#### Record extracts
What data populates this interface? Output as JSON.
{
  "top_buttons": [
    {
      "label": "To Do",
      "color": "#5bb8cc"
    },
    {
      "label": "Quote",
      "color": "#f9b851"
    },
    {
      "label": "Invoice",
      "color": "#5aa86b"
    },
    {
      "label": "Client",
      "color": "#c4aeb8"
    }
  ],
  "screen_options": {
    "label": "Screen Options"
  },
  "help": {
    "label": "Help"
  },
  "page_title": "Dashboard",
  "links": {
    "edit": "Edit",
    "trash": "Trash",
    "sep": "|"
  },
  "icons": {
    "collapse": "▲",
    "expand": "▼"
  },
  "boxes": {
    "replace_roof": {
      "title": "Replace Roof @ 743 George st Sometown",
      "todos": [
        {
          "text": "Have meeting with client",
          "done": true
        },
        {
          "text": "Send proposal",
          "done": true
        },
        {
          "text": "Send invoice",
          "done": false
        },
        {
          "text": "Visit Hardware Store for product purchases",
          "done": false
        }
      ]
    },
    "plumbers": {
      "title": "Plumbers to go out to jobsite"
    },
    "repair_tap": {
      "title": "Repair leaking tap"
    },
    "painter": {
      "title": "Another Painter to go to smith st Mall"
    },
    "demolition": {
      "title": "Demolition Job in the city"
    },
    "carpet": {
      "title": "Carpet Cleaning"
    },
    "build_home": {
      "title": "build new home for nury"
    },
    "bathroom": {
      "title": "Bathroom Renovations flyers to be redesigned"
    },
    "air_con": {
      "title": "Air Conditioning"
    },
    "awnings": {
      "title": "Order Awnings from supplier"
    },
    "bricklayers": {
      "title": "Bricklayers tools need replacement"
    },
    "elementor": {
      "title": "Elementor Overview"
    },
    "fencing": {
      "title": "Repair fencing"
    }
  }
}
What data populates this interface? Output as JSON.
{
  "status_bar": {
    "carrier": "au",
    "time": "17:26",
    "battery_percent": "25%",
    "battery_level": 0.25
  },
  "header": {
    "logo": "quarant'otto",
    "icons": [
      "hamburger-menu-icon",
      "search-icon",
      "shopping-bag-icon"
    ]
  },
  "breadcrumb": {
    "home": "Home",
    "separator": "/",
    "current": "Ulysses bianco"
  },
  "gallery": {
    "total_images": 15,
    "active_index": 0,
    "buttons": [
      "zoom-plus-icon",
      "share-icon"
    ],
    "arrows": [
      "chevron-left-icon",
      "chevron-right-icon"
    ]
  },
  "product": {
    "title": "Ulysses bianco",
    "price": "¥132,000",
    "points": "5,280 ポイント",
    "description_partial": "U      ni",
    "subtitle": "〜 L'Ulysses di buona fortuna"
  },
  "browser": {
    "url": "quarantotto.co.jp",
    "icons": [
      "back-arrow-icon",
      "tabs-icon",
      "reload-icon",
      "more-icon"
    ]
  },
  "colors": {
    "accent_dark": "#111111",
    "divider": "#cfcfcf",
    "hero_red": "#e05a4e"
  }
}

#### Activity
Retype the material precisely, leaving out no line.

#### Solution for this task
What data populates this interface? Output as JSON.
{
  "top_buttons": [
    {
      "label": "To Do",
      "color": "#5bb8cc"
    },
    {
      "label": "Quote",
      "color": "#f9b851"
    },
    {
      "label": "Invoice",
      "color": "#5aa86b"
    },
    {
      "label": "Client",
      "color": "#c4aeb8"
    }
  ],
  "screen_options": {
    "label": "Screen Options"
  },
  "help": {
    "label": "Help"
  },
  "page_title": "Dashboard",
  "links": {
    "edit": "Edit",
    "trash": "Trash",
    "sep": "|"
  },
  "icons": {
    "collapse": "▲",
    "expand": "▼"
  },
  "boxes": {
    "replace_roof": {
      "title": "Replace Roof @ 743 George st Sometown",
      "todos": [
        {
          "text": "Have meeting with client",
          "done": true
        },
        {
          "text": "Send proposal",
          "done": true
        },
        {
          "text": "Send invoice",
          "done": false
        },
        {
          "text": "Visit Hardware Store for product purchases",
          "done": false
        }
      ]
    },
    "plumbers": {
      "title": "Plumbers to go out to jobsite"
    },
    "repair_tap": {
      "title": "Repair leaking tap"
    },
    "painter": {
      "title": "Another Painter to go to smith st Mall"
    },
    "demolition": {
      "title": "Demolition Job in the city"
    },
    "carpet": {
      "title": "Carpet Cleaning"
    },
    "build_home": {
      "title": "build new home for nury"
    },
    "bathroom": {
      "title": "Bathroom Renovations flyers to be redesigned"
    },
    "air_con": {
      "title": "Air Conditioning"
    },
    "awnings": {
      "title": "Order Awnings from supplier"
    },
    "bricklayers": {
      "title": "Bricklayers tools need replacement"
    },
    "elementor": {
      "title": "Elementor Overview"
    },
    "fencing": {
      "title": "Repair fencing"
    }
  }
}
What data populates this interface? Output as JSON.
{
  "status_bar": {
    "carrier": "au",
    "time": "17:26",
    "battery_percent": "25%",
    "battery_level": 0.25
  },
  "header": {
    "logo": "quarant'otto",
    "icons": [
      "hamburger-menu-icon",
      "search-icon",
      "shopping-bag-icon"
    ]
  },
  "breadcrumb": {
    "home": "Home",
    "separator": "/",
    "current": "Ulysses bianco"
  },
  "gallery": {
    "total_images": 15,
    "active_index": 0,
    "buttons": [
      "zoom-plus-icon",
      "share-icon"
    ],
    "arrows": [
      "chevron-left-icon",
      "chevron-right-icon"
    ]
  },
  "product": {
    "title": "Ulysses bianco",
    "price": "¥132,000",
    "points": "5,280 ポイント",
    "description_partial": "U      ni",
    "subtitle": "〜 L'Ulysses di buona fortuna"
  },
  "browser": {
    "url": "quarantotto.co.jp",
    "icons": [
      "back-arrow-icon",
      "tabs-icon",
      "reload-icon",
      "more-icon"
    ]
  },
  "colors": {
    "accent_dark": "#111111",
    "divider": "#cfcfcf",
    "hero_red": "#e05a4e"
  }
}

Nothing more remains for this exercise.